In this Heath Robinson limited-edition print, the master of crazy contraptions imagines you can fly along at 20 m.p.h., have people serving beer on the wings and make merry under a party awning.
- RRP: £15.00 (incl. VAT)
- UK: 96p
- International: £4.20
- Format: 210 x 295 mm (A4)
- Paper: Hahnemuhle Photorag 308 g
- Weight: 21 g
- Published: June 2017
This Heath Robinson Limited Edition Print takes us back to the heady days of the 1920s. Air travel was still in its youth, and for someone with an active imagination like Heath Robinson, it offered exciting possibilities. At the pull of a lever, trains, cars and charabancs could take wing, airlifting passengers to their destinations. Airlines could offer themed excursions. Forget house parties. You could have aerial christenings, aerial concerts, even aerial booze-ups.

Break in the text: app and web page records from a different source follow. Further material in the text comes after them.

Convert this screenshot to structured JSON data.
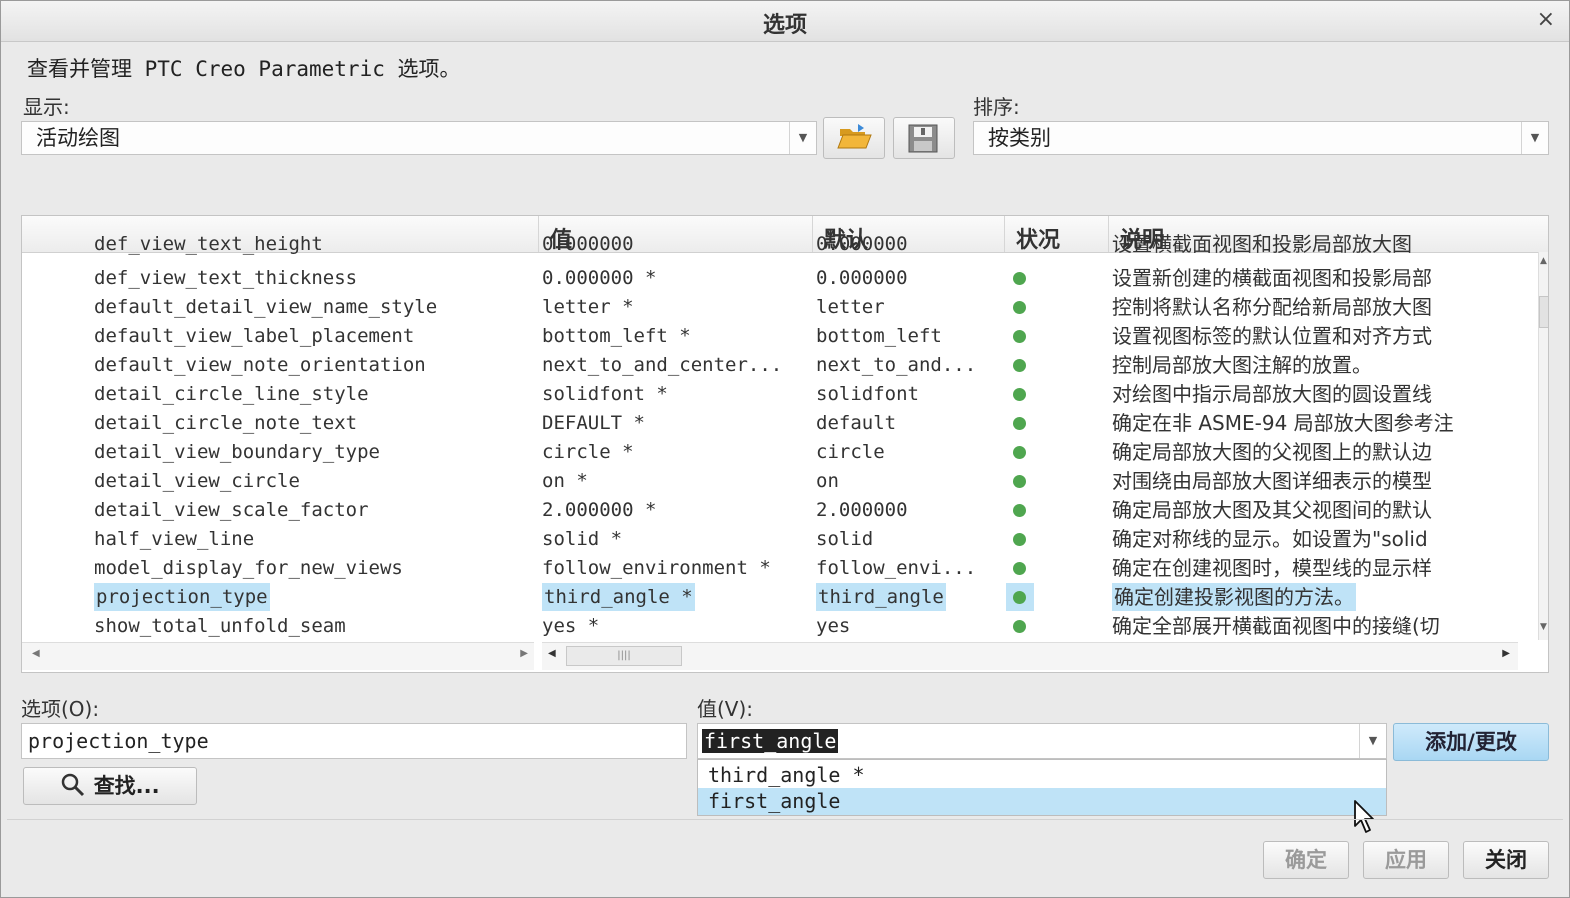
{
  "window": {
    "title": "选项",
    "close": "×"
  },
  "description": "查看并管理 PTC Creo Parametric 选项。",
  "display": {
    "label": "显示:",
    "value": "活动绘图"
  },
  "sort": {
    "label": "排序:",
    "value": "按类别"
  },
  "table": {
    "headers": {
      "name": "",
      "value": "值",
      "default": "默认",
      "status": "状况",
      "desc": "说明"
    },
    "partial_row": {
      "name": "def_view_text_height",
      "value": "0.000000",
      "default": "0.000000",
      "desc": "设置横截面视图和投影局部放大图"
    },
    "rows": [
      {
        "name": "def_view_text_thickness",
        "value": "0.000000 *",
        "default": "0.000000",
        "desc": "设置新创建的横截面视图和投影局部"
      },
      {
        "name": "default_detail_view_name_style",
        "value": "letter *",
        "default": "letter",
        "desc": "控制将默认名称分配给新局部放大图"
      },
      {
        "name": "default_view_label_placement",
        "value": "bottom_left *",
        "default": "bottom_left",
        "desc": "设置视图标签的默认位置和对齐方式"
      },
      {
        "name": "default_view_note_orientation",
        "value": "next_to_and_center...",
        "default": "next_to_and...",
        "desc": "控制局部放大图注解的放置。"
      },
      {
        "name": "detail_circle_line_style",
        "value": "solidfont *",
        "default": "solidfont",
        "desc": "对绘图中指示局部放大图的圆设置线"
      },
      {
        "name": "detail_circle_note_text",
        "value": "DEFAULT *",
        "default": "default",
        "desc": "确定在非 ASME-94 局部放大图参考注"
      },
      {
        "name": "detail_view_boundary_type",
        "value": "circle *",
        "default": "circle",
        "desc": "确定局部放大图的父视图上的默认边"
      },
      {
        "name": "detail_view_circle",
        "value": "on *",
        "default": "on",
        "desc": "对围绕由局部放大图详细表示的模型"
      },
      {
        "name": "detail_view_scale_factor",
        "value": "2.000000 *",
        "default": "2.000000",
        "desc": "确定局部放大图及其父视图间的默认"
      },
      {
        "name": "half_view_line",
        "value": "solid *",
        "default": "solid",
        "desc": "确定对称线的显示。如设置为\"solid"
      },
      {
        "name": "model_display_for_new_views",
        "value": "follow_environment *",
        "default": "follow_envi...",
        "desc": "确定在创建视图时，模型线的显示样"
      },
      {
        "name": "projection_type",
        "value": "third_angle *",
        "default": "third_angle",
        "desc": "确定创建投影视图的方法。",
        "selected": true
      },
      {
        "name": "show_total_unfold_seam",
        "value": "yes *",
        "default": "yes",
        "desc": "确定全部展开横截面视图中的接缝(切"
      }
    ]
  },
  "option": {
    "label": "选项(O):",
    "value": "projection_type"
  },
  "value_field": {
    "label": "值(V):",
    "value": "first_angle",
    "options": [
      "third_angle *",
      "first_angle"
    ]
  },
  "buttons": {
    "find": "查找...",
    "add_change": "添加/更改",
    "ok": "确定",
    "apply": "应用",
    "close": "关闭"
  }
}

The Holiday Aeroplane falls into the last category. This typically prolific drawing is crammed with quirky cameos including a wing-top brass band, bar with real ale, motorized ice crusher and a charcoal grill for cooking chicken mid-air. It was given as a limited-edition print to backers of the Kickstarter campaign we ran for Very Heath Robinson, a tribute by Adam Hart-Davis and Philip Pullman to the acknowledged master of crazy contraptions. The run is capped at 200. The first 100 have gone. The remaining prints are now available to purchase.
‘William Heath Robinson's lovable illustrations capture the pleasures of a more mechanical age, says Philip Pullman.’

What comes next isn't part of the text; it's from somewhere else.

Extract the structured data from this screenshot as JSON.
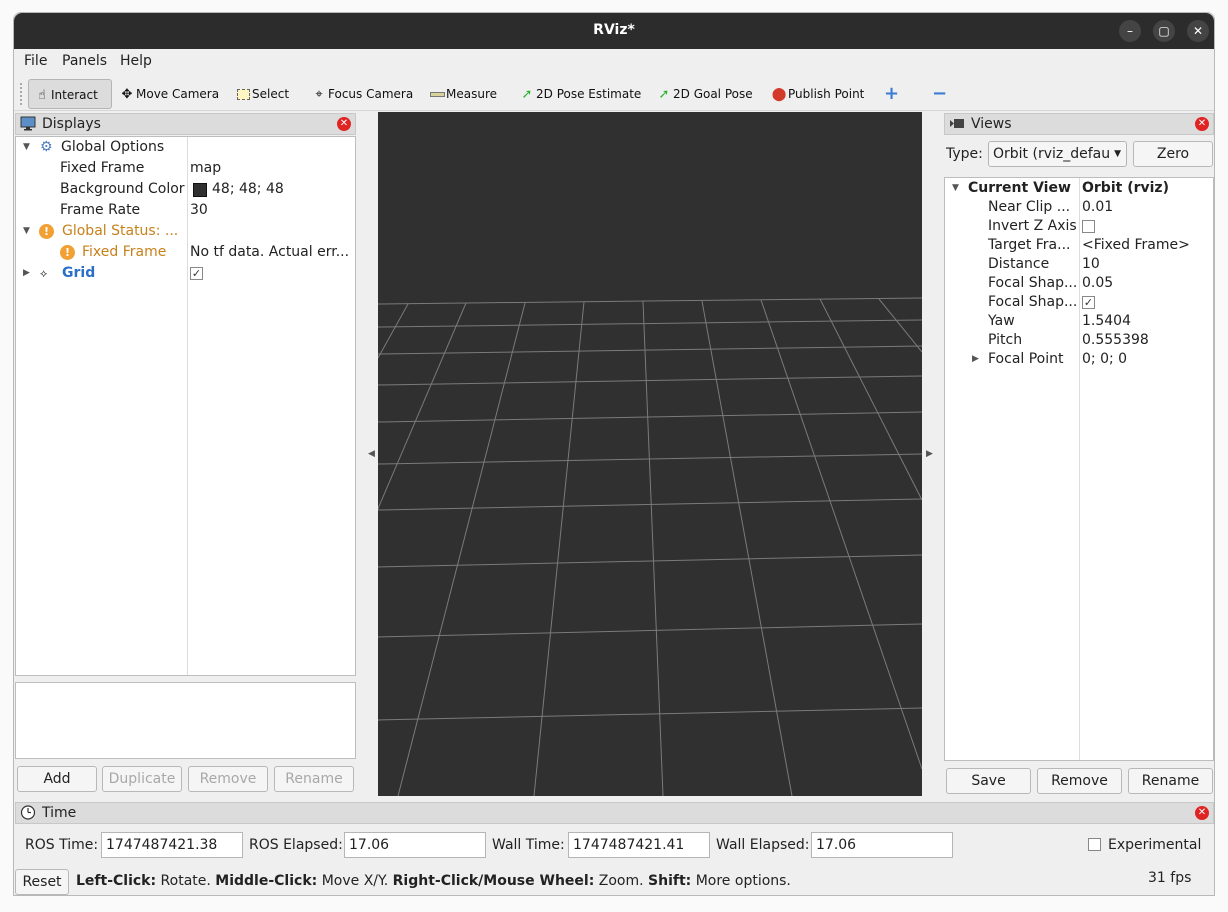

— The Telegraph
A4 landscape print of the Holiday Aeroplane with the signature W. Heath Robinson.
William Heath Robinson (1872-1944) aspired to be a landscape painter but made his living as a book illustrator and later, when the market for fine editions dried up after the First World War, doing humorous drawings for the magazines of the day, notably Tatler, The Bystander, The Strand Magazine and The Sketch. His speciality was to dream up enormously complicated machines for carrying out everyday tasks, such as pulling up your trousers or cooking breakfast from your bed, unlikely contraptions that looked as if they could never work but, on closer inspection, just might.
To his own surprise and embarrassment, he became a big name. The first electro-mechanical computer at Bletchley Park was called after him and he gave his name to the English language. According to the Oxford English Dictionary, the expression Heath Robinson is used to describe ‘any absurdly ingenious and impracticable device’. His designs have given hours of pleasure to generations of readers and influenced the making of Aardman Animations’ Wallace & Gromit and other films containing chain-reaction machines.